Most cell phone providers offer family plans that become cheaper the more people you add to a line. If you don’t have family members that you can share the plan with, ask friends if you can join theirs. If you have just one line on T-mobile’s Magenta plan it costs $70, but if you have 4 lines it costs just $35.

22. Stop paying for cable

TV subscriptions can be expensive, so consider getting an antenna to access free channels at home. You’ll need to position the antenna high up near a window to get the best reception. Alternatively you could sign up for Sling TV, which is cheaper than paying for cable and costs $30 per month.

23. Unplug your electronics when you’re not using them

Unplug your electronic devices such as hairdryers, toasters, kettles or laptops when you’re not using them. Some electronic devices are more difficult to unplug (like your TV or router as they’ll need to restart) but definitely unplug the ones that are easy to do.

24. Turn lights off and use energy saving bulbs

Whenever you leave the house, make sure all the lights are off and don’t forget to turn off the lights in rooms you’re not using. Replace your lamps and light fittings with energy saving bulbs to help cut down on your electricity bills.

25. Turn the thermostat down and set a timer

Running the AC all summer or the heat in winter can run up the electricity bills fast.
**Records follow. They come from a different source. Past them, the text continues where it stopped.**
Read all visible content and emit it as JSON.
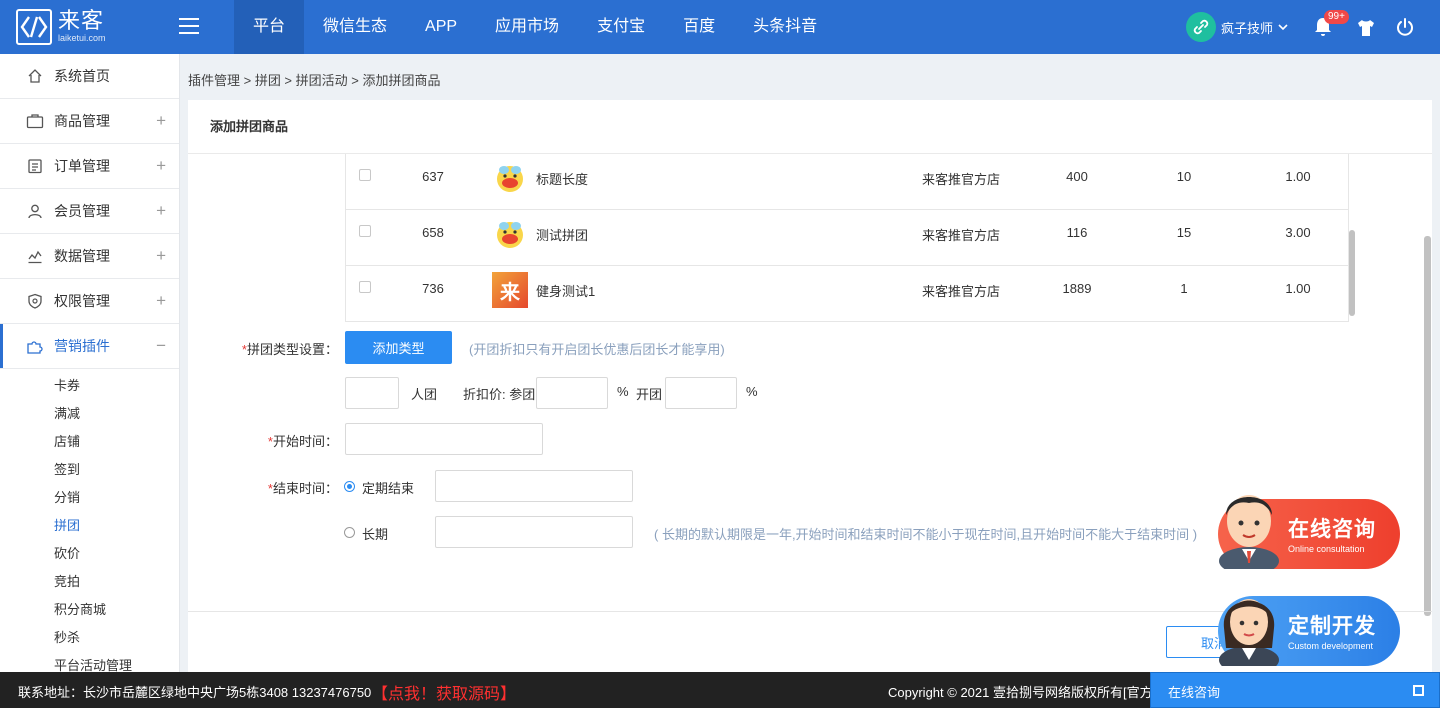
{
  "app": {
    "logo_cn": "来客",
    "logo_en": "laiketui.com"
  },
  "nav": [
    {
      "label": "平台",
      "active": true
    },
    {
      "label": "微信生态"
    },
    {
      "label": "APP"
    },
    {
      "label": "应用市场"
    },
    {
      "label": "支付宝"
    },
    {
      "label": "百度"
    },
    {
      "label": "头条抖音"
    }
  ],
  "user": {
    "name": "疯子技师",
    "badge": "99+"
  },
  "sidebar": {
    "items": [
      {
        "label": "系统首页",
        "icon": "home-icon"
      },
      {
        "label": "商品管理",
        "icon": "bag-icon",
        "toggle": "+"
      },
      {
        "label": "订单管理",
        "icon": "order-icon",
        "toggle": "+"
      },
      {
        "label": "会员管理",
        "icon": "member-icon",
        "toggle": "+"
      },
      {
        "label": "数据管理",
        "icon": "chart-icon",
        "toggle": "+"
      },
      {
        "label": "权限管理",
        "icon": "shield-icon",
        "toggle": "+"
      },
      {
        "label": "营销插件",
        "icon": "puzzle-icon",
        "toggle": "−",
        "active": true
      }
    ],
    "subitems": [
      "卡券",
      "满减",
      "店铺",
      "签到",
      "分销",
      "拼团",
      "砍价",
      "竞拍",
      "积分商城",
      "秒杀",
      "平台活动管理"
    ],
    "active_sub": "拼团"
  },
  "breadcrumb": "插件管理 > 拼团 > 拼团活动 > 添加拼团商品",
  "card": {
    "title": "添加拼团商品"
  },
  "products": [
    {
      "id": "637",
      "name": "标题长度",
      "shop": "来客推官方店",
      "price": "400",
      "stock": "10",
      "weight": "1.00",
      "thumb": "duck"
    },
    {
      "id": "658",
      "name": "测试拼团",
      "shop": "来客推官方店",
      "price": "116",
      "stock": "15",
      "weight": "3.00",
      "thumb": "duck"
    },
    {
      "id": "736",
      "name": "健身测试1",
      "shop": "来客推官方店",
      "price": "1889",
      "stock": "1",
      "weight": "1.00",
      "thumb": "lai",
      "thumb_text": "来"
    }
  ],
  "form": {
    "type_label": "拼团类型设置：",
    "add_type_button": "添加类型",
    "type_hint": "(开团折扣只有开启团长优惠后团长才能享用)",
    "group_unit": "人团",
    "discount_label": "折扣价: 参团",
    "percent": "%",
    "leader_label": "开团",
    "start_label": "开始时间：",
    "end_label": "结束时间：",
    "end_fixed": "定期结束",
    "end_long": "长期",
    "long_hint": "( 长期的默认期限是一年,开始时间和结束时间不能小于现在时间,且开始时间不能大于结束时间 )",
    "required_mark": "*",
    "cancel_button": "取消"
  },
  "promo": {
    "consult_title": "在线咨询",
    "consult_sub": "Online consultation",
    "custom_title": "定制开发",
    "custom_sub": "Custom development"
  },
  "footer": {
    "address": "联系地址：长沙市岳麓区绿地中央广场5栋3408 13237476750",
    "link": "【点我！获取源码】",
    "copyright": "Copyright © 2021 壹拾捌号网络版权所有[官方"
  },
  "chat": {
    "label": "在线咨询"
  },
  "colors": {
    "primary": "#2b6fd1",
    "button": "#2b8cf2",
    "required": "#e53935",
    "footer_link": "#ff3030"
  }
}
Try turning your AC on only at night or set your heat to a timer so it comes on only when you get ready for work and then when you get home. Turning the heat down even just one degree can help save money on your utilities.

Save money on activities
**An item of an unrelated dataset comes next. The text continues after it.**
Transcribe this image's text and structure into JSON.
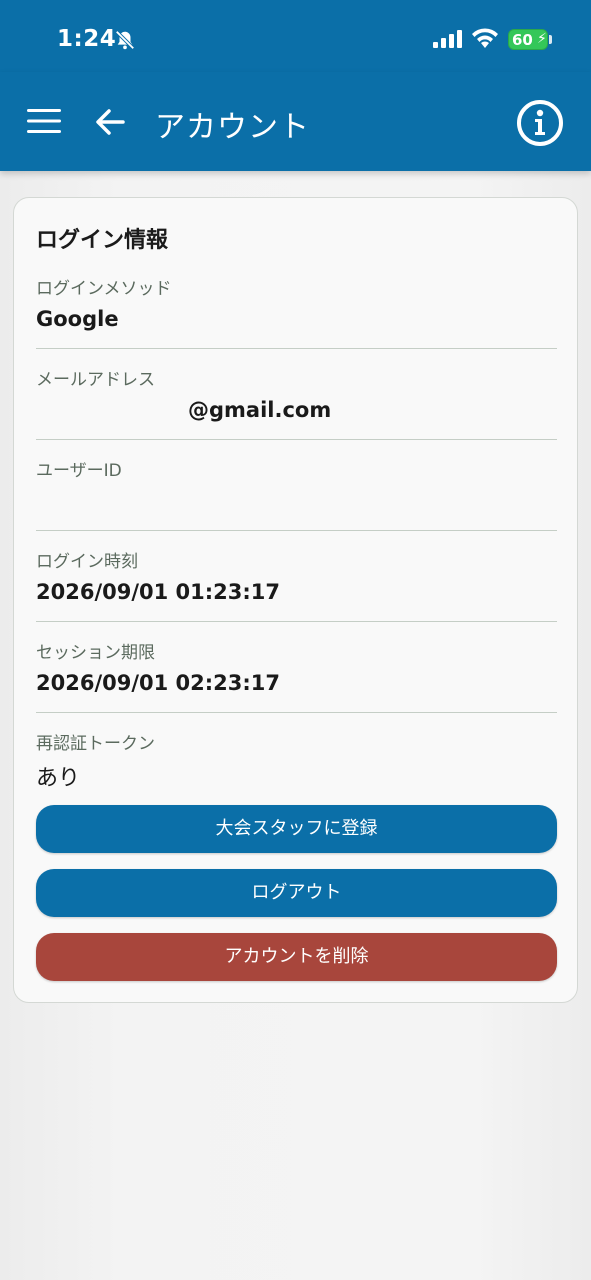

26. Use Groupon to find cheap restaurant deals

If you want to go for lunch with a friend, look at sites like Groupon, LivingSocial or Yelp to see what deals you can get. And if you’re always getting lunch out during the week when you’re at work, check out MealPal. MealPal is a subscription service that allows you to get lunches for less than $6 in your neighborhood and you can skip the line when you pick up your meal.
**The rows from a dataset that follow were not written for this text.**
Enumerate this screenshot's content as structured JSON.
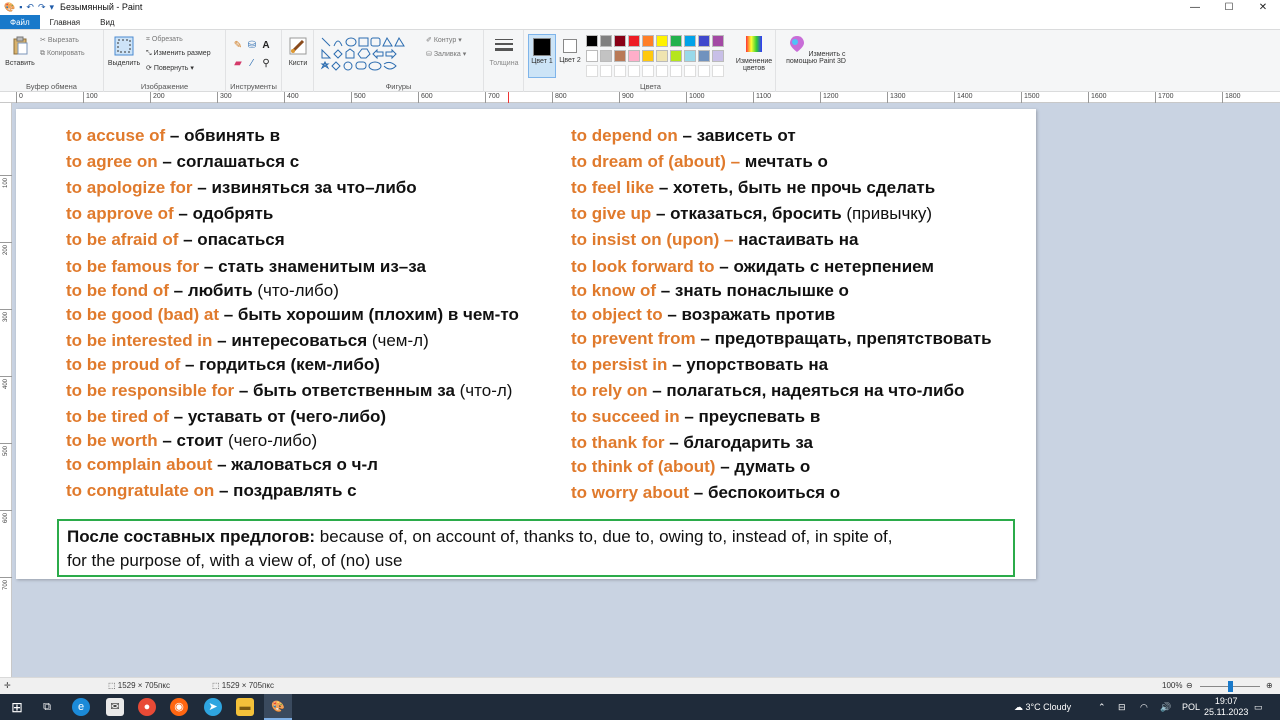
{
  "window": {
    "title": "Безымянный - Paint",
    "controls": {
      "minimize": "—",
      "maximize": "☐",
      "close": "✕"
    }
  },
  "tabs": [
    "Файл",
    "Главная",
    "Вид"
  ],
  "ribbon": {
    "clipboard": {
      "label": "Буфер обмена",
      "paste": "Вставить",
      "cut": "Вырезать",
      "copy": "Копировать"
    },
    "image": {
      "label": "Изображение",
      "select": "Выделить",
      "crop": "Обрезать",
      "resize": "Изменить размер",
      "rotate": "Повернуть"
    },
    "tools": {
      "label": "Инструменты"
    },
    "brushes": {
      "label": "Кисти"
    },
    "shapes": {
      "label": "Фигуры",
      "outline": "Контур",
      "fill": "Заливка"
    },
    "size": {
      "label": "Толщина"
    },
    "colors": {
      "label": "Цвета",
      "color1": "Цвет 1",
      "color2": "Цвет 2",
      "edit": "Изменение цветов",
      "palette_row1": [
        "#000000",
        "#7f7f7f",
        "#880015",
        "#ed1c24",
        "#ff7f27",
        "#fff200",
        "#22b14c",
        "#00a2e8",
        "#3f48cc",
        "#a349a4"
      ],
      "palette_row2": [
        "#ffffff",
        "#c3c3c3",
        "#b97a57",
        "#ffaec9",
        "#ffc90e",
        "#efe4b0",
        "#b5e61d",
        "#99d9ea",
        "#7092be",
        "#c8bfe7"
      ]
    },
    "paint3d": {
      "label": "Изменить с помощью Paint 3D"
    }
  },
  "ruler": {
    "h": [
      "0",
      "100",
      "200",
      "300",
      "400",
      "500",
      "600",
      "700",
      "800",
      "900",
      "1000",
      "1100",
      "1200",
      "1300",
      "1400",
      "1500",
      "1600",
      "1700",
      "1800"
    ],
    "v": [
      "100",
      "200",
      "300",
      "400",
      "500",
      "600",
      "700"
    ]
  },
  "content": {
    "left": [
      {
        "en": "to accuse of",
        "ru": " – обвинять в",
        "rest": ""
      },
      {
        "en": "to agree on",
        "ru": " – соглашаться с",
        "rest": ""
      },
      {
        "en": "to apologize for",
        "ru": " – извиняться за что–либо",
        "rest": ""
      },
      {
        "en": "to approve of",
        "ru": " – одобрять",
        "rest": ""
      },
      {
        "en": "to be afraid of",
        "ru": " – опасаться",
        "rest": ""
      },
      {
        "en": "to be famous for",
        "ru": " – стать знаменитым из–за",
        "rest": ""
      },
      {
        "en": "to be fond of",
        "ru": " – любить",
        "rest": " (что-либо)"
      },
      {
        "en": "to be good (bad) at",
        "ru": " – быть хорошим (плохим) в чем-то",
        "rest": ""
      },
      {
        "en": "to be interested in",
        "ru": " – интересоваться",
        "rest": " (чем-л)"
      },
      {
        "en": "to be proud of",
        "ru": " – гордиться (кем-либо)",
        "rest": ""
      },
      {
        "en": "to be responsible for ",
        "ru": " – быть ответственным за",
        "rest": " (что-л)"
      },
      {
        "en": "to be tired of",
        "ru": " – уставать от (чего-либо)",
        "rest": ""
      },
      {
        "en": "to be worth",
        "ru": " – стоит",
        "rest": " (чего-либо)"
      },
      {
        "en": "to complain about",
        "ru": " – жаловаться о ч-л",
        "rest": ""
      },
      {
        "en": "to congratulate on",
        "ru": " – поздравлять с",
        "rest": ""
      }
    ],
    "right": [
      {
        "en": "to depend on",
        "ru": " – зависеть от",
        "rest": ""
      },
      {
        "en": "to dream of (about) –",
        "ru": " мечтать о",
        "rest": ""
      },
      {
        "en": "to feel like",
        "ru": " – хотеть, быть не прочь сделать",
        "rest": ""
      },
      {
        "en": "to give up",
        "ru": " – отказаться, бросить",
        "rest": " (привычку)"
      },
      {
        "en": "to insist on (upon) –",
        "ru": " настаивать на",
        "rest": ""
      },
      {
        "en": "to look forward to",
        "ru": " – ожидать с нетерпением",
        "rest": ""
      },
      {
        "en": "to know of",
        "ru": " – знать понаслышке о",
        "rest": ""
      },
      {
        "en": "to object to",
        "ru": " – возражать против",
        "rest": ""
      },
      {
        "en": "to prevent from",
        "ru": " – предотвращать, препятствовать",
        "rest": ""
      },
      {
        "en": "to persist in",
        "ru": " – упорствовать на",
        "rest": ""
      },
      {
        "en": "to rely on",
        "ru": " – полагаться, надеяться на что-либо",
        "rest": ""
      },
      {
        "en": "to succeed in",
        "ru": " – преуспевать в",
        "rest": ""
      },
      {
        "en": "to thank for",
        "ru": " – благодарить за",
        "rest": ""
      },
      {
        "en": "to think of (about)",
        "ru": " – думать о",
        "rest": ""
      },
      {
        "en": "to worry about",
        "ru": " – беспокоиться о",
        "rest": ""
      }
    ],
    "box": {
      "bold": "После составных предлогов:",
      "line1": " because of, on account of, thanks to, due to, owing to, instead of, in spite of,",
      "line2": "for the purpose of, with a view of, of (no) use"
    }
  },
  "status": {
    "selection": "1529 × 705пкс",
    "size": "1529 × 705пкс",
    "zoom": "100%",
    "zoom_level": 0.5
  },
  "taskbar": {
    "weather": "3°C  Cloudy",
    "lang": "POL",
    "time": "19:07",
    "date": "25.11.2023"
  }
}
27. Take a walk, or meet for a coffee instead of drinking

As I mentioned previously, drinking can be a huge drain on your finances. The issue is, most socializing these days seems to revolve around eating and drinking. If your friends hit you up and suggest going for drinks, try telling them that you’re trying to be careful with money and that you’d prefer to take a walk instead. Just because you don’t want to spend money doesn’t mean you have to stop seeing your friends altogether.

28. Attend free events

In big cities there are usually plenty of free events you can attend to network, socialize, and even score some free canapés and drinks. Check out sites like Eventbrite or Meetup for your local listings.

29. Have zero-spend days

Try to have days where you spend absolutely nothing. Get into a habit of having a couple of zero spend days so that when you do spend money socializing, it doesn’t feel so bad.

30. Monitor your money

The main way we overspend is by not monitoring our money. It can be so uncomfortable checking your bank balance that you decide to bury your head in the sand and not look. By writing down exactly what you earn/spend and setting a budget, you can take back control of your finances stop spending money. If you need to, cut up your credit cards and only spend cash that you have.

Leave a Comment

Scroll to Top